» Exercise requirements
Look through the data below and return each line where "icon" appears.

[Element data from apps and pages]
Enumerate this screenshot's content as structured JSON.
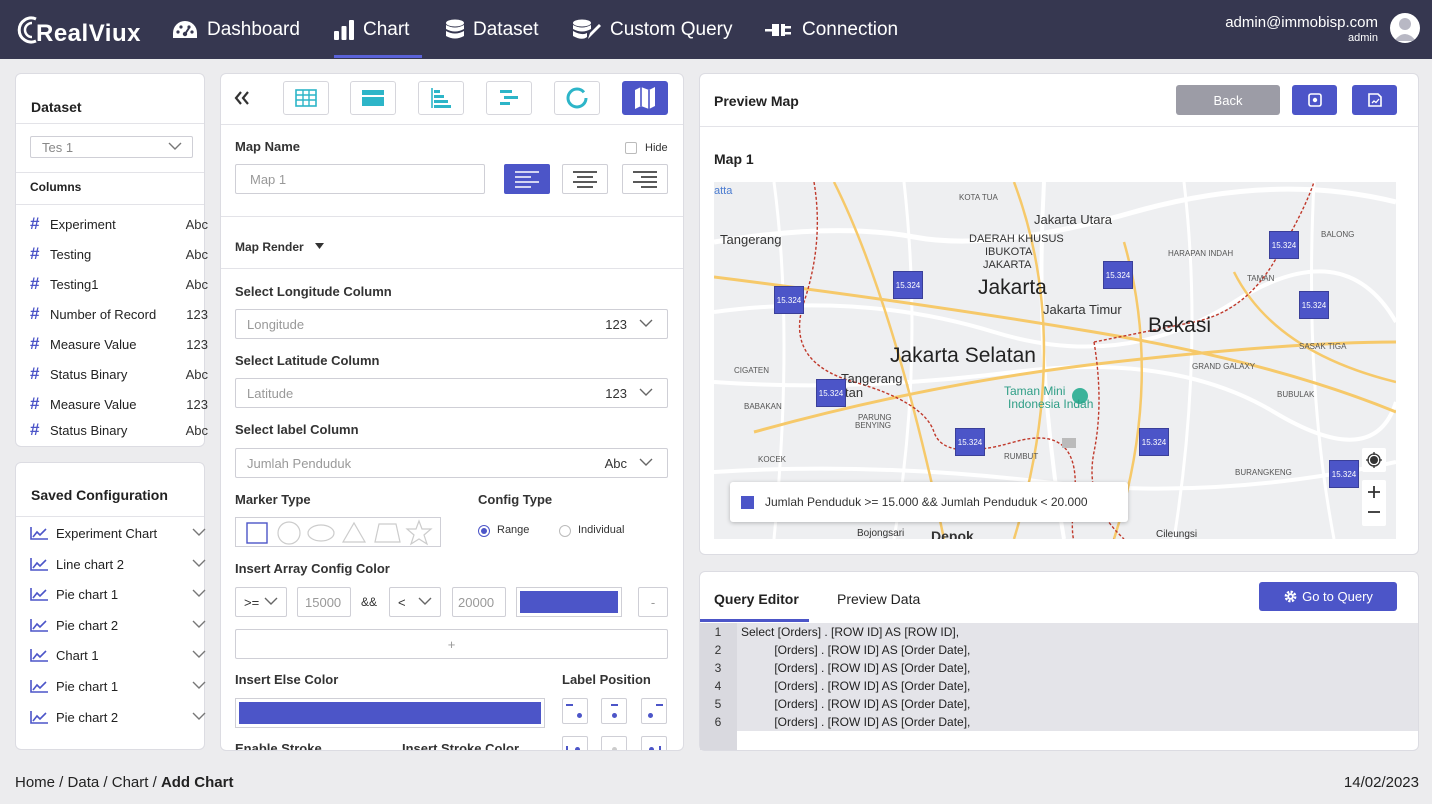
{
  "topbar": {
    "brand": "RealViux",
    "nav": [
      {
        "label": "Dashboard",
        "icon": "dashboard-icon"
      },
      {
        "label": "Chart",
        "icon": "bar-chart-icon",
        "active": true
      },
      {
        "label": "Dataset",
        "icon": "database-icon"
      },
      {
        "label": "Custom Query",
        "icon": "custom-query-icon"
      },
      {
        "label": "Connection",
        "icon": "plug-icon"
      }
    ],
    "user_email": "admin@immobisp.com",
    "user_role": "admin"
  },
  "dataset_panel": {
    "title": "Dataset",
    "selected": "Tes 1",
    "columns_title": "Columns",
    "columns": [
      {
        "name": "Experiment",
        "type": "Abc"
      },
      {
        "name": "Testing",
        "type": "Abc"
      },
      {
        "name": "Testing1",
        "type": "Abc"
      },
      {
        "name": "Number of Record",
        "type": "123"
      },
      {
        "name": "Measure Value",
        "type": "123"
      },
      {
        "name": "Status Binary",
        "type": "Abc"
      },
      {
        "name": "Measure Value",
        "type": "123"
      },
      {
        "name": "Status Binary",
        "type": "Abc"
      }
    ]
  },
  "saved_config": {
    "title": "Saved Configuration",
    "items": [
      "Experiment Chart",
      "Line chart 2",
      "Pie chart 1",
      "Pie chart 2",
      "Chart 1",
      "Pie chart 1",
      "Pie chart 2"
    ]
  },
  "config_panel": {
    "map_name_label": "Map Name",
    "hide_label": "Hide",
    "map_name_placeholder": "Map 1",
    "map_render_label": "Map Render",
    "longitude_label": "Select Longitude Column",
    "longitude_value": "Longitude",
    "longitude_type": "123",
    "latitude_label": "Select Latitude Column",
    "latitude_value": "Latitude",
    "latitude_type": "123",
    "label_column_label": "Select label Column",
    "label_column_value": "Jumlah Penduduk",
    "label_column_type": "Abc",
    "marker_type_label": "Marker Type",
    "config_type_label": "Config Type",
    "config_range": "Range",
    "config_individual": "Individual",
    "array_config_label": "Insert Array Config Color",
    "op1": ">=",
    "val1": "15000",
    "and_label": "&&",
    "op2": "<",
    "val2": "20000",
    "minus_label": "-",
    "plus_label": "+",
    "else_color_label": "Insert Else Color",
    "label_position_label": "Label Position",
    "enable_stroke_label": "Enable Stroke",
    "stroke_color_label": "Insert Stroke Color",
    "accent_color": "#4c55c8"
  },
  "preview": {
    "title": "Preview Map",
    "back_label": "Back",
    "map_title": "Map 1",
    "legend": "Jumlah Penduduk >= 15.000 && Jumlah Penduduk < 20.000",
    "marker_value": "15.324",
    "places": {
      "tangerang": "Tangerang",
      "kota_tua": "KOTA TUA",
      "jakarta_utara": "Jakarta Utara",
      "daerah1": "DAERAH KHUSUS",
      "daerah2": "IBUKOTA",
      "daerah3": "JAKARTA",
      "jakarta": "Jakarta",
      "jakarta_timur": "Jakarta Timur",
      "bekasi": "Bekasi",
      "jakarta_selatan": "Jakarta Selatan",
      "tangsel1": "Tangerang",
      "tangsel2": "tan",
      "taman_mini1": "Taman Mini",
      "taman_mini2": "Indonesia Indah",
      "balong": "BALONG",
      "harapan": "HARAPAN INDAH",
      "taman": "TAMAN",
      "sasak": "SASAK TIGA",
      "grand": "GRAND GALAXY",
      "bubulak": "BUBULAK",
      "burangkeng": "BURANGKENG",
      "cigaten": "CIGATEN",
      "babakan": "BABAKAN",
      "parung": "PARUNG",
      "benying": "BENYING",
      "kocek": "KOCEK",
      "rumbut": "RUMBUT",
      "bojongsari": "Bojongsari",
      "depok": "Depok",
      "cileungsi": "Cileungsi",
      "atta": "atta"
    }
  },
  "query": {
    "tab_editor": "Query Editor",
    "tab_preview": "Preview Data",
    "go_label": "Go to Query",
    "lines": [
      {
        "n": "1",
        "text": "Select [Orders] . [ROW ID] AS [ROW ID],"
      },
      {
        "n": "2",
        "text": "          [Orders] . [ROW ID] AS [Order Date],"
      },
      {
        "n": "3",
        "text": "          [Orders] . [ROW ID] AS [Order Date],"
      },
      {
        "n": "4",
        "text": "          [Orders] . [ROW ID] AS [Order Date],"
      },
      {
        "n": "5",
        "text": "          [Orders] . [ROW ID] AS [Order Date],"
      },
      {
        "n": "6",
        "text": "          [Orders] . [ROW ID] AS [Order Date],"
      }
    ]
  },
  "footer": {
    "crumb1": "Home",
    "crumb2": "Data",
    "crumb3": "Chart",
    "crumb4": "Add Chart",
    "sep": " / ",
    "date": "14/02/2023"
  }
}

» Reply
        "icon": "dashboard-icon"
        "icon": "bar-chart-icon",
        "icon": "database-icon"
        "icon": "custom-query-icon"
        "icon": "plug-icon"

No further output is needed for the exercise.